Yesterday, I went back to say (what turned out to be a tearful) goodbye to the Moore Rodin exhibition at Compton Verney – a sort of last-minute bittersweet birthday present to myself.
Even after half-a-dozen visits, and a growing familiarity, I still find the works immensely moving: especially the maquettes and drawings displayed inside the house. There is no photography allowed, there – nor can you touch the sculptures, of course – but so obvious are the deft mouldings and impressions of the sculptors’ fingers on the smaller pieces that it is effortless to hold them in your mind, and experience their tactile attraction at a distance. (I still wish I could photograph them, though: to remember them all the better.)

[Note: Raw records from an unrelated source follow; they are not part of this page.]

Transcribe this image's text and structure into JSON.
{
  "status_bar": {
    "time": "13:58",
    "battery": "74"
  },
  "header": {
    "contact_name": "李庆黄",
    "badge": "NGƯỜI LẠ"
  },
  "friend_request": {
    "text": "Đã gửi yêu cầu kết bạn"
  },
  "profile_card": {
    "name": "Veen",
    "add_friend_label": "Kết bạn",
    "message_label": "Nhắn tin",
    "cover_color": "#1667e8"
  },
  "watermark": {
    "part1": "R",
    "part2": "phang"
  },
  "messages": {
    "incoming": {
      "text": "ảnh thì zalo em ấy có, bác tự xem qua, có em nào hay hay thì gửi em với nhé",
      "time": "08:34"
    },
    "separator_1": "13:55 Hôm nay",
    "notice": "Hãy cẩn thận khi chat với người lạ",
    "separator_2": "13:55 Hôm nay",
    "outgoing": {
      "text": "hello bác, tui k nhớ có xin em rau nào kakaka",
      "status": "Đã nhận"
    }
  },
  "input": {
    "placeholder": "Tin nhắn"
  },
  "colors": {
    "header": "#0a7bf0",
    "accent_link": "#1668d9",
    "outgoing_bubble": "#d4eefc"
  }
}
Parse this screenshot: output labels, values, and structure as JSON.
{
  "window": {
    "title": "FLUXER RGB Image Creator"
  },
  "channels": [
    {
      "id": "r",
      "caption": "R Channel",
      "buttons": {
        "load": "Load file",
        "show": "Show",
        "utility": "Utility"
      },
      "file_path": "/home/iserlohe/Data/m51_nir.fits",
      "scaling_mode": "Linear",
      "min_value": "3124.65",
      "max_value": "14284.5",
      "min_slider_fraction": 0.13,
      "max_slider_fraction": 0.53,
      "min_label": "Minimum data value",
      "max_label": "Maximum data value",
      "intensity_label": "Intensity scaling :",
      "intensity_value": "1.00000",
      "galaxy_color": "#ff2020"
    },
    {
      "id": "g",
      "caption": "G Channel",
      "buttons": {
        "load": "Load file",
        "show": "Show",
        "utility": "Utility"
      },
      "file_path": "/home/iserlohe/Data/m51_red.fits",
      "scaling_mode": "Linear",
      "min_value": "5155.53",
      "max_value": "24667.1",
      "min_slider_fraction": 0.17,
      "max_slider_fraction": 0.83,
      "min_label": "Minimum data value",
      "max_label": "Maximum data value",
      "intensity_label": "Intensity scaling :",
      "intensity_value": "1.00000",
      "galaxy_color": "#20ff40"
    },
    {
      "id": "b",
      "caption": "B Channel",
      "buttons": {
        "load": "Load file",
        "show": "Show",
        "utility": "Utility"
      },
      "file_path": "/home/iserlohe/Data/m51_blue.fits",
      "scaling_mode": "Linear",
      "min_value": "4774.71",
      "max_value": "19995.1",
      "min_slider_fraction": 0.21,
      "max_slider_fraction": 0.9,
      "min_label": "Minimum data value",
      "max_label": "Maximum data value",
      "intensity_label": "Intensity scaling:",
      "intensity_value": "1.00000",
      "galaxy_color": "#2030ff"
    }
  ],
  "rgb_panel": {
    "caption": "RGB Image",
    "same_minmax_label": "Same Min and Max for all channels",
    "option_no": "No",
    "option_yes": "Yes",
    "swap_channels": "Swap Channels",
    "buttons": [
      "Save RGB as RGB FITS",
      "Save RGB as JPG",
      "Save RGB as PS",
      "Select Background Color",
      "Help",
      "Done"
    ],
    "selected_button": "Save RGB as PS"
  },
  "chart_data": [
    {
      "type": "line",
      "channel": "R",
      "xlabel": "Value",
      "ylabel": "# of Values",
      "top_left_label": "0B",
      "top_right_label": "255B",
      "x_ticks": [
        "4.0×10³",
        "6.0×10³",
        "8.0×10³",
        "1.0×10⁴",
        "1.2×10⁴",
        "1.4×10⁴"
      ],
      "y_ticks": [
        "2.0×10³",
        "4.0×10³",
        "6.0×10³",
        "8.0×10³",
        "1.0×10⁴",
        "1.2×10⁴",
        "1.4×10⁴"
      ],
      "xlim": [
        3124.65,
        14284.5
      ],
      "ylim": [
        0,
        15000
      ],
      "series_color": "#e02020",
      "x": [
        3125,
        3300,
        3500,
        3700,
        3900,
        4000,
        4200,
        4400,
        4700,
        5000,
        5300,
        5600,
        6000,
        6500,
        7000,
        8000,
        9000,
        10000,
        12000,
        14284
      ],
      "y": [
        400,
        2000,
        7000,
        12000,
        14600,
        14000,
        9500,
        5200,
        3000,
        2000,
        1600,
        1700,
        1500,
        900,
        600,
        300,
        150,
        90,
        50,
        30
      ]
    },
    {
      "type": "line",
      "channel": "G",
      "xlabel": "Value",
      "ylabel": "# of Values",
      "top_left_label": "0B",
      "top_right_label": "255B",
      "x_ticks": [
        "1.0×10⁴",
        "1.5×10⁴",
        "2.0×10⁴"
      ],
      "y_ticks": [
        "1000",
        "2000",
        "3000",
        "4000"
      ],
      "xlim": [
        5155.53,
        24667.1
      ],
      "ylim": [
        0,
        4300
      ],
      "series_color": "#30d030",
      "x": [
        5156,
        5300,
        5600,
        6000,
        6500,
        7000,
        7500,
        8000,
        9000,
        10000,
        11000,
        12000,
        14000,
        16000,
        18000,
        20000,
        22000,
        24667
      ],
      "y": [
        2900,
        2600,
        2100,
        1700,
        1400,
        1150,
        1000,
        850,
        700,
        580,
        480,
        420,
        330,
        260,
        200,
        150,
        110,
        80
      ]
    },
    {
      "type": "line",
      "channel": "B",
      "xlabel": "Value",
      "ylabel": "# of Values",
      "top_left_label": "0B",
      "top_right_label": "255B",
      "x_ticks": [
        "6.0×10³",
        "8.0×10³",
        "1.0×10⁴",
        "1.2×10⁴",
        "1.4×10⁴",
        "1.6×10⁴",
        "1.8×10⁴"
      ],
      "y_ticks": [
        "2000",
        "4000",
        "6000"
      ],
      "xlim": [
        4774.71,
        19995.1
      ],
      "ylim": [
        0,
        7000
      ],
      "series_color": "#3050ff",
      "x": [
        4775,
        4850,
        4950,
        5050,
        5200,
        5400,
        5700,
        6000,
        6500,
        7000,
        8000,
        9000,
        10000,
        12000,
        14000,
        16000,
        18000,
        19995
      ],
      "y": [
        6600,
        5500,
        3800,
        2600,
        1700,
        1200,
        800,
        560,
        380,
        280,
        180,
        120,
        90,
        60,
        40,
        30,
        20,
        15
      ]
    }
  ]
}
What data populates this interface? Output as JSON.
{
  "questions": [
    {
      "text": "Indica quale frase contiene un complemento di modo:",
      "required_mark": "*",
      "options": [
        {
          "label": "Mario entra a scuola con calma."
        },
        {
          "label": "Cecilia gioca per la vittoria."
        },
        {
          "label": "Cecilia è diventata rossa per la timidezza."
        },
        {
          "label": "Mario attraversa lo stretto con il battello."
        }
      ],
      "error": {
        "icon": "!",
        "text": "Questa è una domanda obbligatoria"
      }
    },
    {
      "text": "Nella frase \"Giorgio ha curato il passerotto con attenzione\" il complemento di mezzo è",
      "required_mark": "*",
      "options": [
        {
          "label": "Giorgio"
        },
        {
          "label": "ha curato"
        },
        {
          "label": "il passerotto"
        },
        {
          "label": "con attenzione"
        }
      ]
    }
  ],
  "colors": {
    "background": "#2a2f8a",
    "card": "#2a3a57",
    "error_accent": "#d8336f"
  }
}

It is probably for this reason that my favourite work – the one I covet most of all – is Moore’s ‘self-portrait’ of his intertwined fingers – The Artist’s Hands, c.1974 – almost scribbled, it is so dynamic (and yet utterly skilful – Moore was, as are so many great artists, an accomplished and insightful draughtsman): in a mixture of media, including charcoal and ballpoint pen. This is the centrepiece, to me, of a room filled with pieces all based on an interlocking motif – including a working model for one of my favourites of his outdoor works: the 1963-64 Locking Piece that was featured at Kew.
Even though the two artists never met, there are so many parallels in their work – some made explicit by Moore himself (who was serving in France, as a young man, when Rodin died); some expressed in the wonderfully curated juxtapositions both inside and outside the building – that not only is it obvious that Moore is Rodin’s natural heir; but that, in some ways, he can be seen as the earlier artist’s autodidactic student: learning from him, but utilizing his own methodologies and innate vision to expand the capabilities, subjects and shapes of their shared craft. It is almost as if one soul shared two lifetimes of marvellous interlocking creativity.
…when seen side by side, Moore and Rodin’s work reveals many shared concerns. Their deeply felt humanism impelled them to seek the universal and the primal through the distillation of the human form down to its essence. A shared interest in ideas of metamorphosis underpins their desire to fuse the human figure with nature, which they achieved by dissolving the boundaries between anthropomorphic and geological forms.
– Richard Calvocoressi and Steven Parissien: Foreword to Moore Rodin
As with Kew, the grounds will initially seem desolate when the large sculptures are removed: they fit the landscape so well; are elevated by it; and enhance it, in return. As the worn paths and returfed squares of earth where they have stood, and their viewers have circled, will leave fading marks on the Compton Verney parkland, so will there be a slow-to-vanish mark on my heart: such is the impression they have made. I shall just have to make a long-desired pilgrimage to Perry Green to get my next fix.
I have said it before – and I will no doubt repeat it unremittingly… – but we are immensely fortunate to have so many wonderful cultural resources on our doorstep. Tourists are driven to visit our home county because of a sometimes ineffable (what Shakespeare himself might describe as ‘termless’) relationship with a centuries-old playwright and poet who they may, sometimes, only half-understand. But there is so much more to experience; and lucky are we who were born here, or stumbled into staying.